Nesilim was the name that the people we know as the Hittites gave to themselves. At the height of their power, their territory included much of what is now Turkey and stretched down into Mesopotamia. One unusual law in the 1650–1500 BC Code of the Nesilim is the punishment for hitting a free woman so hard that it causes her to miscarry. If she’s at the end of her pregnancy, that’s a fine of 10 half-shekels. (While it’s impossible to tell exactly what that would be in today’s money, the fine for being caught owning a runaway slave was 50 half-shekels.) Slave women only got five half-shekels if their beatings resulted in a miscarriage.

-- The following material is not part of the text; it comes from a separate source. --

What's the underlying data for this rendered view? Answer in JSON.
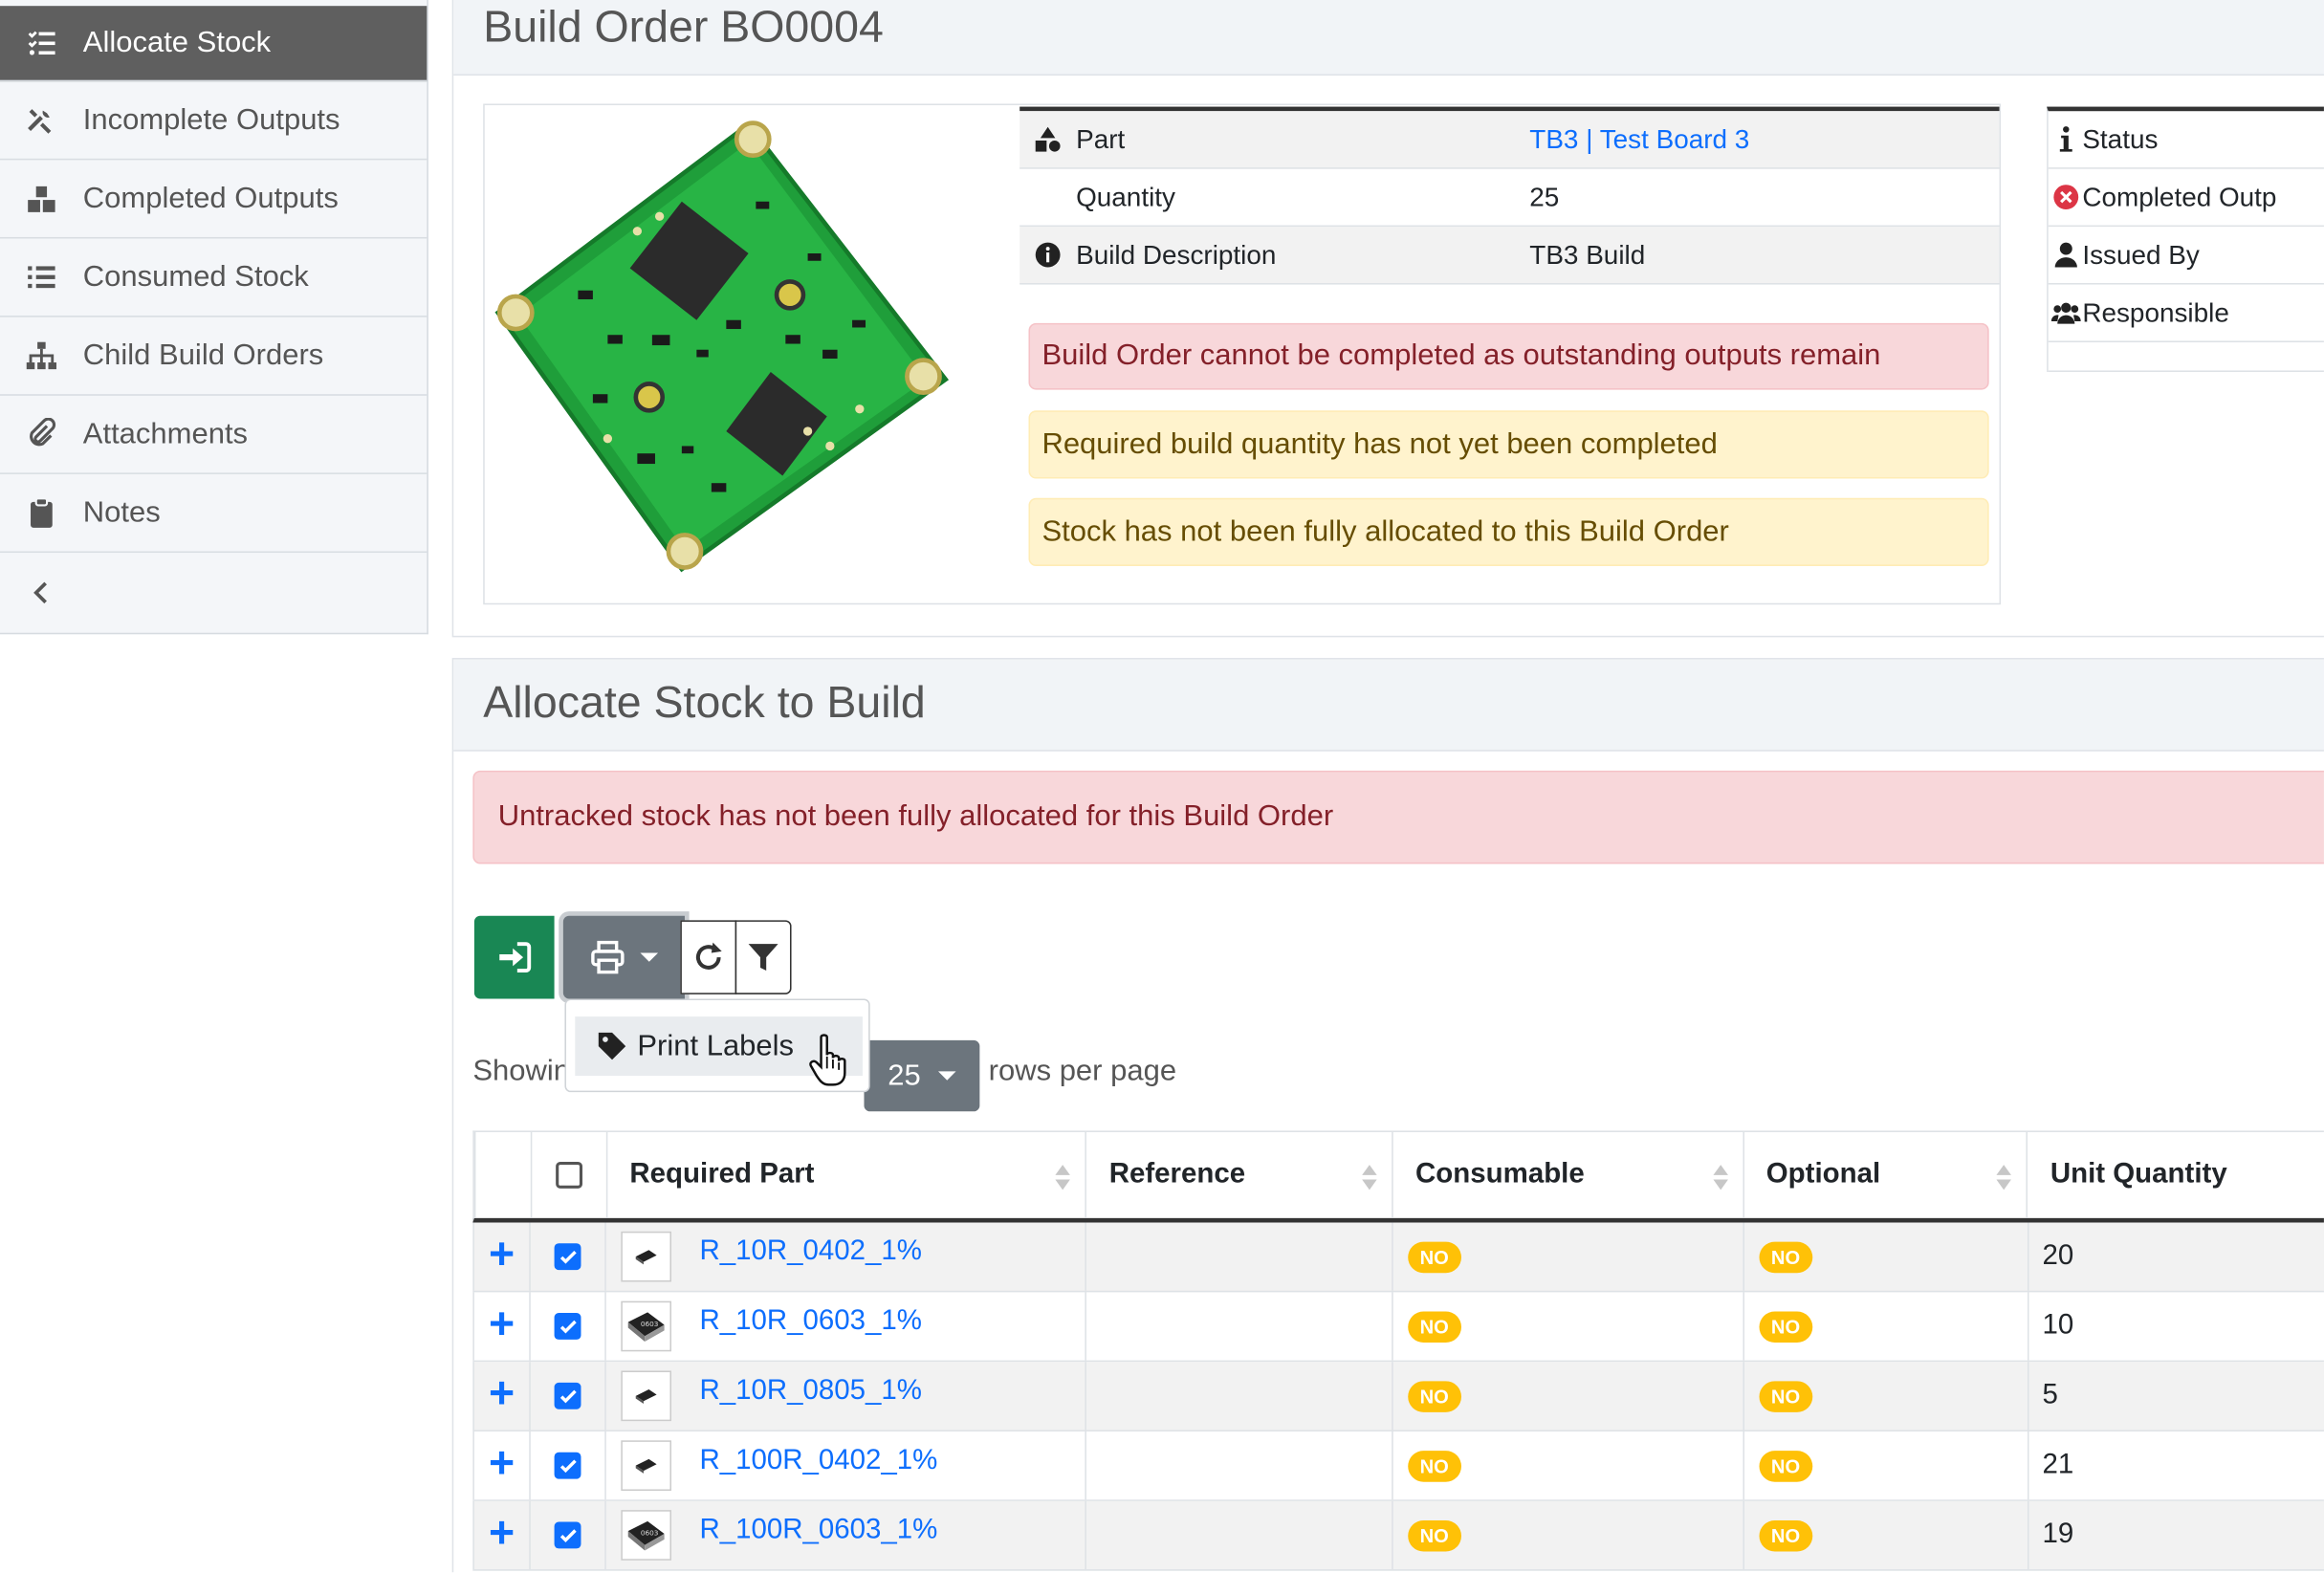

Rape was also questionably addressed in the code. If it occurred outside, the man is considered at fault and is sentenced to death. However, if the rape occurred in the home, it was deemed to be the fault of the woman and she was sentenced to die. Even more bizarrely, there were very specific descriptions and punishments for different types of bestiality. Anyone found guilty of committing the act with a dog or a pig would die, but if it was with a horse or a mule, the only punishment would be that they could no longer appear in the presence of the king. If it was with a cow, it was up to the king to decide whether the person would live or die. And if an ox were to mount a man? The proper response to that was to substitute a sheep for the man, then to kill the sheep and the ox both. If he’s leaped upon by a pig, though, there’s no punishment for either party involved.
The Roman Twelve Tables
The Twelve Tables were the first known written law in Rome, dating to about 450 BC. While the tables themselves addressed a wide spectrum of Roman life, some of the entries were very telling. A child that committed the crime of simply being born deformed was to be killed. And for the crime of being born a woman? A lifetime under the watchful eye of a guardian, whether a parent or husband, because they were lacking in disposition. Singing a song about someone that wasn’t true was also punishable by death, as well as putting a curse on someone. Cutting another farmer’s crops meant you were destined to be sacrificed to the goddess Ceres, while setting fires near houses meant you were bound and set on fire yourself.
Dating back to between 2250–550 BC, many Mesopotamian laws have only been recovered in fragments. The picture of justice painted by what little we do have, though, is very clear. If a fisherman or overseer is summoned into the presence of the king and does not appear in person, they forfeit their life. Divorce laws were pretty one-sided—if it was the husband who left the wife, he was legally obligated to pay her a fine of a bit of silver. If it was the wife that left, however, she was to be thrown into a river. Similarly, breaking up a family was governed by some specific rules. For a son’s crime of declaring himself independent from his father, he could be sold into slavery. Declaring himself independent of his mother, however, only got him turned out of his house and denied his inheritance.
Code Of The Assura
Dating from about 1075 BC, the Code of the Assura was a compilation of laws governing the Assyrian people. According to law, women who were deemed honorable needed to wear a veil in public. That clearly didn’t include prostitutes and servants, so any of those found wearing a veil in public would have their clothes removed, receive 50 blows, and have hot asphalt poured over their heads. It is specified that it was completely acceptable for a man to hit or pierce his wife. Interfering in any way with your neighbors’ crops would reward you with 100 blows, losing a finger, and a month of the ancient Assyrian equivalent of community service. Sex between men was strictly forbidden and the punishment was castration. If adultery was found to have occurred at the request of the married woman, the man would go free and unharmed, but the woman’s husband was free to exact his vengeance in any way he desired.